Patriarch takes 'painful' stock in ISIS-ravaged Syrian town
The Patriarch estimated that about 40 percent of Syria's Christians have now left Syria.
NEW YORK—On a visit to the Syrian
town of Al Qaryatayn, newly wrestled from ISIS control by the Syrian armed
forces, a Patriarch expressed decidedly mixed feelings, joy and sorrow in equal
In an interview with international Catholic charity
Aid to the Church in Need, Syriac Orthodox Patriarch Ignatius Aphrem II said: "This
is certainly an encouraging development. But the residents who had fled now
sometimes weep when they see what has become of their town. It is particularly

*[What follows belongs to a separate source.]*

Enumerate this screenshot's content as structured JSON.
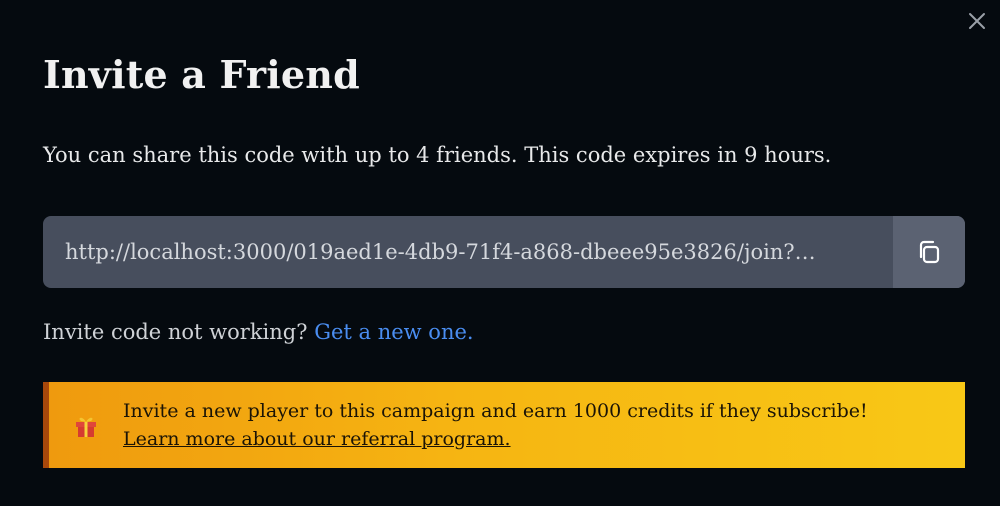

painful for me as someone with pastoral duties to see these tears."
The Damascus-based prelate continued: "I too am
shocked by the extent of the devastation. Many houses had been completely or
severely damaged during the fighting. He added: "It was especially painful
to see how the churches had been wilfully defiled by ISIS. Both the Syriac
Catholic Saint Elian monastery and our Syriac Orthodox church had been
The prelate said: "My main concern is to give
people hope. I told them that they should thank God for their lives. Houses and
churches can be built up again. A life lost cannot be restored. But as a Church
we will not simply talk about it; we will also give the people material help in
their reconstruction efforts wherever we can.
The Patriarch conceded that "in view of our
circumstances it is not easy to overcome hatred and to ask God for the gift of
forgiveness. It will take time for people to find it in themselves to do this.
This is only human and understandable. But we can't get round the willingness to
forgive. It is a basic element of Christian life."
The Patriarch emphasized in this connection that the Syrians
were experienced in the co-existence of the religions. "In Syria there is
no war between Christians and Muslims. What we're dealing with here is
primarily foreign terrorists coming to fight the jihad. There are certainly now
Syrians who have adopted the jihadi ideology. But these ideas come from
outside, primarily from Saudi Arabia and the Wahhabism practiced there. I
therefore do not see the reconciliation between Syrians of different faiths as
the problem here. After all, despite the many difficulties we all lived
peacefully together before the war in Syria. That was the Syria we knew."
The Patriarch estimated that about 40 percent of
Syria's Christians have now left Syria, fleeing to neighboring countries or to the
West. He said: "I have no
illusions. Most of them will not return. If it goes on like this, we Christians
in Syria will disappear, just as we have almost disappeared in Turkey and Iraq.
way to support us is to help us stay in our homeland. Moving to the west is not
a solution. Being a refugee in Europe is not a positive experience. It means
you are culturally uprooted. It's not good for the refugees and it's not good
for the societies that take them in.
"It would be much cheaper for Europe to help our
people to stay in Syria, or temporarily in Lebanon or elsewhere in the region.”
The Patriarch amidst the rubble; ACN photo